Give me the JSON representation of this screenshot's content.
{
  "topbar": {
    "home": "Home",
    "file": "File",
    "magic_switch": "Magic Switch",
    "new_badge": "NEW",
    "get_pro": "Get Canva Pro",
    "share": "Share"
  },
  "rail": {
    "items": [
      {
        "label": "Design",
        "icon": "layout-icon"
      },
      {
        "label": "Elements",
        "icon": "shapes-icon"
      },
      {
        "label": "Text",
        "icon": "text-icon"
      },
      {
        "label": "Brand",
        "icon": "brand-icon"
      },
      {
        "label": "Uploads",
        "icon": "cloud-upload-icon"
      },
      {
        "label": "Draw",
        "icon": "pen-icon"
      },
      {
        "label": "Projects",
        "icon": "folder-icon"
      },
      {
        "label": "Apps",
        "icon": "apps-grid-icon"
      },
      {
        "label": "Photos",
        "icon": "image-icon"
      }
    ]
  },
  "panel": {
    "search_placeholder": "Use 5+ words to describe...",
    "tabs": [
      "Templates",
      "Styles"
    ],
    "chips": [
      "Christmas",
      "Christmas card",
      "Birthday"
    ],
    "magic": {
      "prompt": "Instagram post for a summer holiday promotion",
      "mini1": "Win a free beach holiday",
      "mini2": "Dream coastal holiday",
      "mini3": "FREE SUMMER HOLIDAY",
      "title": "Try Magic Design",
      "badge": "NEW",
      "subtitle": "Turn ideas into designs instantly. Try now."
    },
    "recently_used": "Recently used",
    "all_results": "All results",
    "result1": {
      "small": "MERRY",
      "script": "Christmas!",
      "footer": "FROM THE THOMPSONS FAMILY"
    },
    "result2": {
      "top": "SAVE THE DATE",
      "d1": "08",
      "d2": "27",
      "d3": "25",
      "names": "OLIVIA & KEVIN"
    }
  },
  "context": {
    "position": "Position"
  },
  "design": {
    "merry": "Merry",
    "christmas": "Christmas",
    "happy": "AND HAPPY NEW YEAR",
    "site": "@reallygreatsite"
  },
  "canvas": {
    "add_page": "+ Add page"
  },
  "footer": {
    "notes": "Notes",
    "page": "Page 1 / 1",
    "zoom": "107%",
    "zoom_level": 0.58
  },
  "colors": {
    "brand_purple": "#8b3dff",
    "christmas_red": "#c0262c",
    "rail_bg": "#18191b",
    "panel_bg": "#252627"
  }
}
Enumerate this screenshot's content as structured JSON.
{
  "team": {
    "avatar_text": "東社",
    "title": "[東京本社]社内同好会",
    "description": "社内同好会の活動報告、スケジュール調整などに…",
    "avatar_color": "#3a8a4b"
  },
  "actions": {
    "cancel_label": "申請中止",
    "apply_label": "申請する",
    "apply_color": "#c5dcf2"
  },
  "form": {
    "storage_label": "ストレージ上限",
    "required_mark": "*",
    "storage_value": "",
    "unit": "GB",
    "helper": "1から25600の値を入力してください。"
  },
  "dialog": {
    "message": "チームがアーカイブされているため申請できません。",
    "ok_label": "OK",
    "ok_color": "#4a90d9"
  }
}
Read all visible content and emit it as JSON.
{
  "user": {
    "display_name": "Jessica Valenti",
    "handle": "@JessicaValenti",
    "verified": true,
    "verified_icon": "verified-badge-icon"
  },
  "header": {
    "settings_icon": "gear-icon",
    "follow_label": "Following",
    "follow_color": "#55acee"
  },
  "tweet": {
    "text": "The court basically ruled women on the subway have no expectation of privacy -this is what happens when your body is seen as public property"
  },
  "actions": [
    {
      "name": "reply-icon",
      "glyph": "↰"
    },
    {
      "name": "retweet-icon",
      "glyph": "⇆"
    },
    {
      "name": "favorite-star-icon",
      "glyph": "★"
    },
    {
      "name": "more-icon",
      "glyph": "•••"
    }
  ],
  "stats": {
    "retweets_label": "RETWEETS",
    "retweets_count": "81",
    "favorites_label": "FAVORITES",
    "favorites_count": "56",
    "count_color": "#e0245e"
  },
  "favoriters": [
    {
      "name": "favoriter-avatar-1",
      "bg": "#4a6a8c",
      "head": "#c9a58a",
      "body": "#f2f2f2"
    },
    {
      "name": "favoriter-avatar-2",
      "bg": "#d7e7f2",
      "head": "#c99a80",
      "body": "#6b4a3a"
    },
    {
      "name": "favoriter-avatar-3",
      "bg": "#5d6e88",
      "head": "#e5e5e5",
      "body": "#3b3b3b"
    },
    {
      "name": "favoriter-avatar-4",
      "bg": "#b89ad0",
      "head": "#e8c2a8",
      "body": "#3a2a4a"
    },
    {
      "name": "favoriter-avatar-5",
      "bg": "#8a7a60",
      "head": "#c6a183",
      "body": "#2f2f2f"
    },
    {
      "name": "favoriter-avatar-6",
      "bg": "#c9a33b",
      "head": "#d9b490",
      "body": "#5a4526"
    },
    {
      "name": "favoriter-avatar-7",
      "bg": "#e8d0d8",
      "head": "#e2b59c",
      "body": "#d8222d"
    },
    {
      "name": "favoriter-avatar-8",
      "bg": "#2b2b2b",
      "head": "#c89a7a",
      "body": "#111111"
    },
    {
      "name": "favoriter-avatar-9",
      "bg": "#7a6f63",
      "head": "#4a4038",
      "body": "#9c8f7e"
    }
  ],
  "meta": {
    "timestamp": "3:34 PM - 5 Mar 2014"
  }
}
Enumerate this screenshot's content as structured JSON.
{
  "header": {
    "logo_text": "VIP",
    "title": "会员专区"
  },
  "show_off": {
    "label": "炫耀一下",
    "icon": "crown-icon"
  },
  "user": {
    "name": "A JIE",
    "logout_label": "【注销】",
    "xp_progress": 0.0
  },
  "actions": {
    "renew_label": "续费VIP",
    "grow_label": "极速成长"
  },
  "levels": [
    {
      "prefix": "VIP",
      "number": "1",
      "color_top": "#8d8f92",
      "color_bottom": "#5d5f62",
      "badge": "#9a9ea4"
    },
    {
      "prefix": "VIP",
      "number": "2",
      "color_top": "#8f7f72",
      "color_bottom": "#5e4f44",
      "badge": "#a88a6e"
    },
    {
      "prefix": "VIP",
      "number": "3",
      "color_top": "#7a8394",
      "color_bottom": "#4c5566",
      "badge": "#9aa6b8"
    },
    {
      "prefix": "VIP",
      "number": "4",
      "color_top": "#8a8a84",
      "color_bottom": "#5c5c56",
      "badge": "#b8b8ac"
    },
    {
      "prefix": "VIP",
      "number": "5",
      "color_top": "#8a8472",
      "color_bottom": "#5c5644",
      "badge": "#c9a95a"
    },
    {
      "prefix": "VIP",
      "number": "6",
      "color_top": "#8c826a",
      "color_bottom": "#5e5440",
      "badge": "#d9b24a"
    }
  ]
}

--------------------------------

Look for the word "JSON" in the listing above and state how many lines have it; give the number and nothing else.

4